Intrigue and intimidation, power and poison – such is the stuff of Rimsky-Korsakov's opera, The Tsar's Bride, which is opening this month at the Royal Opera House, Covent Garden, for the first time. The innocent Marfa is chosen from a selection of girls to become the bride of Ivan the Terrible, but falls victim to a network of jealousy and vested interests and is ultimately murdered. This might look typically operatic if its context didn't also make it seem so real: in this tale of corruption, venality and violence among the hangers-on of the Russian court, you can almost smell the polonium sushi.
Its director, Paul Curran, has set the opera squarely in the present day. He knows a thing or two about contemporary Russia: "I've worked there a lot and I speak Russian," he confirms. It is a 100 per cent historical, he adds – though the real Marfa took two weeks to die a slow, agonising death.
Modern Russia, Curran adds, holds chilling parallels with the opera's 16th-century world: "Today you see skinheads around the streets tattooed with images of dogs," he says. "The dog was the symbol of the oprichniki – the Tsar's secret police: a creature that could sniff things out, attack and destroy. The opera feels like a comment on a modern, chauvinist, racist, nasty aspect of society. I'm sure that's what Rimsky-Korsakov was writing about, even in his own time."
The Tsar's Bride dates from 1898 and in Russia it has long been staple operatic repertoire – yet this is its first staging by the Royal Opera. Perhaps that's partly because Rimsky-Korsakov has always been best known here for his exotic-sounding evocation of the Arabian Nights in Scheherazade. We tend to see him as a composer of magical fairy-tales rather than gritty political dramas, let alone something that, according to Curran, resembles "an episode of The Sopranos".
Fairy tales were only one side of the composer's work. Rimsky-Korsakov, who was in the Russian navy, was knowledgeable about politics and critical of his country's governance. Many of his 15 operas are based on historical topics, often chosen for their pertinence.
The Tsar's Bride escaped censure, but his final opera, The Golden Cockerel, though ostensibly historical, bore such parallels to the then ongoing situation between Tsar Nicholas II, Alexandra and Rasputin that it was banned.

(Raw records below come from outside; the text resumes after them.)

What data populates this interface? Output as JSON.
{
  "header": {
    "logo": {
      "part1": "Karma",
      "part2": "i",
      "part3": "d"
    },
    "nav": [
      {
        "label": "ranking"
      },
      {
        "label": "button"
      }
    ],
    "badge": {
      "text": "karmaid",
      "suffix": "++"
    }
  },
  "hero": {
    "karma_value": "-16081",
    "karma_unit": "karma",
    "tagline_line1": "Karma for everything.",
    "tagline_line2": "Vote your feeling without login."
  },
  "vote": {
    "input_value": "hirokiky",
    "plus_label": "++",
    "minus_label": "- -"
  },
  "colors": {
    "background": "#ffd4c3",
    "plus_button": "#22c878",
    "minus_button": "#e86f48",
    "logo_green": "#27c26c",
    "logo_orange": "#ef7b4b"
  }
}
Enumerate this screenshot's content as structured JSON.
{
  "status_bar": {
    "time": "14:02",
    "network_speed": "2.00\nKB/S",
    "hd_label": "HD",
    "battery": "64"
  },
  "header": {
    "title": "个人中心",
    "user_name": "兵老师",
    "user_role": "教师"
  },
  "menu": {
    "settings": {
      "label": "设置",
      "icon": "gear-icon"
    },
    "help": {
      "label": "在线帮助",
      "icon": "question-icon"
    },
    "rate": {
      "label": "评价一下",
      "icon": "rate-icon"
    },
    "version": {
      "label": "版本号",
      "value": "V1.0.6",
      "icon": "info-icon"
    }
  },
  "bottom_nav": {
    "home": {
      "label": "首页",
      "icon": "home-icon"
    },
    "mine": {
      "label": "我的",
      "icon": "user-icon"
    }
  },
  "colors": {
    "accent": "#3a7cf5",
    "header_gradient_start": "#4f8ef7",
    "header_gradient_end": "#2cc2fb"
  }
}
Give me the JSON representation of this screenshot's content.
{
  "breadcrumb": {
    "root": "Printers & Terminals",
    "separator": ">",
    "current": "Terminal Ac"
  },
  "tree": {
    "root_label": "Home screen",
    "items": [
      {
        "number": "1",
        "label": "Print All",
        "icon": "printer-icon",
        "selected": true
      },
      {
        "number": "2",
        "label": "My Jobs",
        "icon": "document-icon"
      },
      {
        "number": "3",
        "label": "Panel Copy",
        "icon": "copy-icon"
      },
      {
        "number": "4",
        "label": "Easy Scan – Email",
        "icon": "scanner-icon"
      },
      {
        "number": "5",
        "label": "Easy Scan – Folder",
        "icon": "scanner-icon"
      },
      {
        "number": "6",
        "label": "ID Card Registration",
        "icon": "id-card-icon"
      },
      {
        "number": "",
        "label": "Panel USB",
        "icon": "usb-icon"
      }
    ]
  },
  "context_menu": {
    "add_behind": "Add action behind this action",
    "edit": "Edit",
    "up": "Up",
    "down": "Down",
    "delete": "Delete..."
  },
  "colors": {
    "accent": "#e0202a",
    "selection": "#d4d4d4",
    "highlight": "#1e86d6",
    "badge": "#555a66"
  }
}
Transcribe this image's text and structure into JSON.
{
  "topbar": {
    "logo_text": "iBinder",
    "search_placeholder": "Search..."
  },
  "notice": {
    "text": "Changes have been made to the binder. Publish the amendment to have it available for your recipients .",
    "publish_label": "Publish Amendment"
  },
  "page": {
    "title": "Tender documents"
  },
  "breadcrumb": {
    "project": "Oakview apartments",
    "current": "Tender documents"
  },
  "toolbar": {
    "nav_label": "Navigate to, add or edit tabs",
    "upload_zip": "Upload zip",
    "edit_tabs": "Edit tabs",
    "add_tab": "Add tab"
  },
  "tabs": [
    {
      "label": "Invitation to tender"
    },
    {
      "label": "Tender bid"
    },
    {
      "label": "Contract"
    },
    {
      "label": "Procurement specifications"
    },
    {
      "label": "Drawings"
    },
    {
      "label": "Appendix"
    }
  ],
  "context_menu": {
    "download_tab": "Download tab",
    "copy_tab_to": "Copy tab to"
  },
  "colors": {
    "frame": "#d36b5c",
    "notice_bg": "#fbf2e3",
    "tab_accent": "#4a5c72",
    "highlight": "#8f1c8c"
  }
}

According to Sir Mark Elder, who will conduct it, "The music is like Verdi with vodka. I think it's Rimsky-Korsakov's best opera," he adds. "It's brilliantly written for the voice – a true Russian form of bel canto. It needs really great singers; as for the conducting, I'm trying to get bite and thrust and pacing to it, so when the lyrical moments arrive and the private lives of these characters go so sour and so mad, one is very touched."
The score, he says, is extremely beautiful – contrasting with, and therefore highlighting, the brutality of the action. Parts of it, he says, echo the rugged Slavic power of Mussorgsky. Others seem haunted by Tchaikovsky, "especially his gift for evoking atmosphere with a few perfectly-chosen notes".
The cast includes a number of Russian singers, two of whom – Ekaterina Gubanova and Marina Poplavskaya – were both members of the ROH's Jette Parker Young Artists Programme and are now making triumphant return visits as leading ladies. "I was nervous about presenting our Russian singers with such a contemporary interpretation," Curran admits, "but all of them have been hugely enthusiastic about it.
"As we're setting it in a modern context," he says, "people will recognise the contrast between these guys carrying guns, having a sleazy time with expensive champagne and strippers in a bar, then saying 'Oh, it's time for us to go to Mass'. Everything is done in the name of Tsar, in the name of the Russian people, but most of all in the name of religion. And that's where the parallel across the centuries is almost too strong."
'The Tsar's Bride', Royal Opera House, London WC2 (020 7304 4000) in rep 14 April to 2 May